Exercise brief: Retype the data below in full, keeping every character as it is.

Source records:
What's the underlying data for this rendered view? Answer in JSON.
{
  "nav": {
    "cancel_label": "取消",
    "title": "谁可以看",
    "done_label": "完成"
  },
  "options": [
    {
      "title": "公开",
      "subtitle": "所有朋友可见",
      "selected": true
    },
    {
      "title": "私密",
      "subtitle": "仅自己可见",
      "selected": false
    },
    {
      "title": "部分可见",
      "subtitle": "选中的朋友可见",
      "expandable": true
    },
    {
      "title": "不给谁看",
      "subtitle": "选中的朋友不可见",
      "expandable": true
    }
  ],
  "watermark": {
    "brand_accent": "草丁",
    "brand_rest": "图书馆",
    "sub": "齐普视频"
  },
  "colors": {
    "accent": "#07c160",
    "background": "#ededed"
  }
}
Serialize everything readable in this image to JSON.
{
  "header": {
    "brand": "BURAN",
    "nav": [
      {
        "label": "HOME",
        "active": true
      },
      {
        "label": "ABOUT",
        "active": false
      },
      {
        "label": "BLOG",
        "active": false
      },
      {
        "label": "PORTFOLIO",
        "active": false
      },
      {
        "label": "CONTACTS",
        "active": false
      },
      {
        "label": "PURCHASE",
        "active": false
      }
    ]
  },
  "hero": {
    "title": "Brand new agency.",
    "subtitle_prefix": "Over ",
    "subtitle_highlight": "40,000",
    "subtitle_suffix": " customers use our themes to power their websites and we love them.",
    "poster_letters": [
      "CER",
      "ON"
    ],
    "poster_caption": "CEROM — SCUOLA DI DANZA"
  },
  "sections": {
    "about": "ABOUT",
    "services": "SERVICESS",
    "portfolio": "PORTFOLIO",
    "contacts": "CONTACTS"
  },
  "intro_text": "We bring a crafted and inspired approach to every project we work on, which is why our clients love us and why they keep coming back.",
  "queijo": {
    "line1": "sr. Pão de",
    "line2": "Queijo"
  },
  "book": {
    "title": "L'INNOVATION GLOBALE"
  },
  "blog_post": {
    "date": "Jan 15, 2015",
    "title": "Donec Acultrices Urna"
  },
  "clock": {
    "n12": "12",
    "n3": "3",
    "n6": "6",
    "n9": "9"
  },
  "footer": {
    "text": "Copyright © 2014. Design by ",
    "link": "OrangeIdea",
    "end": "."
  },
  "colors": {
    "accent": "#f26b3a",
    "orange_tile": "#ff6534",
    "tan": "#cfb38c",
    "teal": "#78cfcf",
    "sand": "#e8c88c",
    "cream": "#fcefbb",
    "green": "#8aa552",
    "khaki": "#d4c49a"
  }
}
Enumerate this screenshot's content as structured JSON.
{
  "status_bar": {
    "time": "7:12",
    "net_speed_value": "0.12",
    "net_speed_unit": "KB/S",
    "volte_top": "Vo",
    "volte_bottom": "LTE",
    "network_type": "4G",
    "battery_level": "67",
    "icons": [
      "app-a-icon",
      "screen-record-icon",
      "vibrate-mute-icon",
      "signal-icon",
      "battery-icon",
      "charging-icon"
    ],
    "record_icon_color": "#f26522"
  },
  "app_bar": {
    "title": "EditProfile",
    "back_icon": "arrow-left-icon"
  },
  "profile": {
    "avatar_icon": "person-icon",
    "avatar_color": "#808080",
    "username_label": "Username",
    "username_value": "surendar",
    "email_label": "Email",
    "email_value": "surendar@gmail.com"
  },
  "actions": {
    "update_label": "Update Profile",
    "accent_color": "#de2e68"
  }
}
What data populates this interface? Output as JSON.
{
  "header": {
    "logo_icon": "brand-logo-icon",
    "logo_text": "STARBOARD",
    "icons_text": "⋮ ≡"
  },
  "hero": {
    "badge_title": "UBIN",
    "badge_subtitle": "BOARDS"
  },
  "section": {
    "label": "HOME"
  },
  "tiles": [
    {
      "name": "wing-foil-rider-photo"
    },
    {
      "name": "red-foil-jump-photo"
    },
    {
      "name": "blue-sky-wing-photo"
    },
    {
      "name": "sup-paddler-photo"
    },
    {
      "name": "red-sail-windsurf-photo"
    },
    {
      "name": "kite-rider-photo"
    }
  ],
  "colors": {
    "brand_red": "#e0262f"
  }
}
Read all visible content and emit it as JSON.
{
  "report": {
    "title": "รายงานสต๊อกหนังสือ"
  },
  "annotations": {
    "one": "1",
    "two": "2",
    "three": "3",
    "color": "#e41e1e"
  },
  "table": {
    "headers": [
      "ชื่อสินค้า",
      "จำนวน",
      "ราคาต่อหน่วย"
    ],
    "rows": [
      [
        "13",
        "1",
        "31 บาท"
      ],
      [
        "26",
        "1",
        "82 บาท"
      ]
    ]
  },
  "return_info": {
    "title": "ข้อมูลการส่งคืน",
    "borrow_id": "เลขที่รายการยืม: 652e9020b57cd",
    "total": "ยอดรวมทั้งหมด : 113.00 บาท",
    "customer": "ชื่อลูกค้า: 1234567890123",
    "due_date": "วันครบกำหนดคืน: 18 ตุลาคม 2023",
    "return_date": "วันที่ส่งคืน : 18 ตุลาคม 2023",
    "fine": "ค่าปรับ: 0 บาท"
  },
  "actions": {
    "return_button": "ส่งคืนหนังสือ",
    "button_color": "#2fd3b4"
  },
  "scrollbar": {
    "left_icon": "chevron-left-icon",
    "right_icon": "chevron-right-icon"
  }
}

Result:
What's the underlying data for this rendered view? Answer in JSON.
{
  "nav": {
    "cancel_label": "取消",
    "title": "谁可以看",
    "done_label": "完成"
  },
  "options": [
    {
      "title": "公开",
      "subtitle": "所有朋友可见",
      "selected": true
    },
    {
      "title": "私密",
      "subtitle": "仅自己可见",
      "selected": false
    },
    {
      "title": "部分可见",
      "subtitle": "选中的朋友可见",
      "expandable": true
    },
    {
      "title": "不给谁看",
      "subtitle": "选中的朋友不可见",
      "expandable": true
    }
  ],
  "watermark": {
    "brand_accent": "草丁",
    "brand_rest": "图书馆",
    "sub": "齐普视频"
  },
  "colors": {
    "accent": "#07c160",
    "background": "#ededed"
  }
}
Serialize everything readable in this image to JSON.
{
  "header": {
    "brand": "BURAN",
    "nav": [
      {
        "label": "HOME",
        "active": true
      },
      {
        "label": "ABOUT",
        "active": false
      },
      {
        "label": "BLOG",
        "active": false
      },
      {
        "label": "PORTFOLIO",
        "active": false
      },
      {
        "label": "CONTACTS",
        "active": false
      },
      {
        "label": "PURCHASE",
        "active": false
      }
    ]
  },
  "hero": {
    "title": "Brand new agency.",
    "subtitle_prefix": "Over ",
    "subtitle_highlight": "40,000",
    "subtitle_suffix": " customers use our themes to power their websites and we love them.",
    "poster_letters": [
      "CER",
      "ON"
    ],
    "poster_caption": "CEROM — SCUOLA DI DANZA"
  },
  "sections": {
    "about": "ABOUT",
    "services": "SERVICESS",
    "portfolio": "PORTFOLIO",
    "contacts": "CONTACTS"
  },
  "intro_text": "We bring a crafted and inspired approach to every project we work on, which is why our clients love us and why they keep coming back.",
  "queijo": {
    "line1": "sr. Pão de",
    "line2": "Queijo"
  },
  "book": {
    "title": "L'INNOVATION GLOBALE"
  },
  "blog_post": {
    "date": "Jan 15, 2015",
    "title": "Donec Acultrices Urna"
  },
  "clock": {
    "n12": "12",
    "n3": "3",
    "n6": "6",
    "n9": "9"
  },
  "footer": {
    "text": "Copyright © 2014. Design by ",
    "link": "OrangeIdea",
    "end": "."
  },
  "colors": {
    "accent": "#f26b3a",
    "orange_tile": "#ff6534",
    "tan": "#cfb38c",
    "teal": "#78cfcf",
    "sand": "#e8c88c",
    "cream": "#fcefbb",
    "green": "#8aa552",
    "khaki": "#d4c49a"
  }
}
Enumerate this screenshot's content as structured JSON.
{
  "status_bar": {
    "time": "7:12",
    "net_speed_value": "0.12",
    "net_speed_unit": "KB/S",
    "volte_top": "Vo",
    "volte_bottom": "LTE",
    "network_type": "4G",
    "battery_level": "67",
    "icons": [
      "app-a-icon",
      "screen-record-icon",
      "vibrate-mute-icon",
      "signal-icon",
      "battery-icon",
      "charging-icon"
    ],
    "record_icon_color": "#f26522"
  },
  "app_bar": {
    "title": "EditProfile",
    "back_icon": "arrow-left-icon"
  },
  "profile": {
    "avatar_icon": "person-icon",
    "avatar_color": "#808080",
    "username_label": "Username",
    "username_value": "surendar",
    "email_label": "Email",
    "email_value": "surendar@gmail.com"
  },
  "actions": {
    "update_label": "Update Profile",
    "accent_color": "#de2e68"
  }
}
What data populates this interface? Output as JSON.
{
  "header": {
    "logo_icon": "brand-logo-icon",
    "logo_text": "STARBOARD",
    "icons_text": "⋮ ≡"
  },
  "hero": {
    "badge_title": "UBIN",
    "badge_subtitle": "BOARDS"
  },
  "section": {
    "label": "HOME"
  },
  "tiles": [
    {
      "name": "wing-foil-rider-photo"
    },
    {
      "name": "red-foil-jump-photo"
    },
    {
      "name": "blue-sky-wing-photo"
    },
    {
      "name": "sup-paddler-photo"
    },
    {
      "name": "red-sail-windsurf-photo"
    },
    {
      "name": "kite-rider-photo"
    }
  ],
  "colors": {
    "brand_red": "#e0262f"
  }
}
Read all visible content and emit it as JSON.
{
  "report": {
    "title": "รายงานสต๊อกหนังสือ"
  },
  "annotations": {
    "one": "1",
    "two": "2",
    "three": "3",
    "color": "#e41e1e"
  },
  "table": {
    "headers": [
      "ชื่อสินค้า",
      "จำนวน",
      "ราคาต่อหน่วย"
    ],
    "rows": [
      [
        "13",
        "1",
        "31 บาท"
      ],
      [
        "26",
        "1",
        "82 บาท"
      ]
    ]
  },
  "return_info": {
    "title": "ข้อมูลการส่งคืน",
    "borrow_id": "เลขที่รายการยืม: 652e9020b57cd",
    "total": "ยอดรวมทั้งหมด : 113.00 บาท",
    "customer": "ชื่อลูกค้า: 1234567890123",
    "due_date": "วันครบกำหนดคืน: 18 ตุลาคม 2023",
    "return_date": "วันที่ส่งคืน : 18 ตุลาคม 2023",
    "fine": "ค่าปรับ: 0 บาท"
  },
  "actions": {
    "return_button": "ส่งคืนหนังสือ",
    "button_color": "#2fd3b4"
  },
  "scrollbar": {
    "left_icon": "chevron-left-icon",
    "right_icon": "chevron-right-icon"
  }
}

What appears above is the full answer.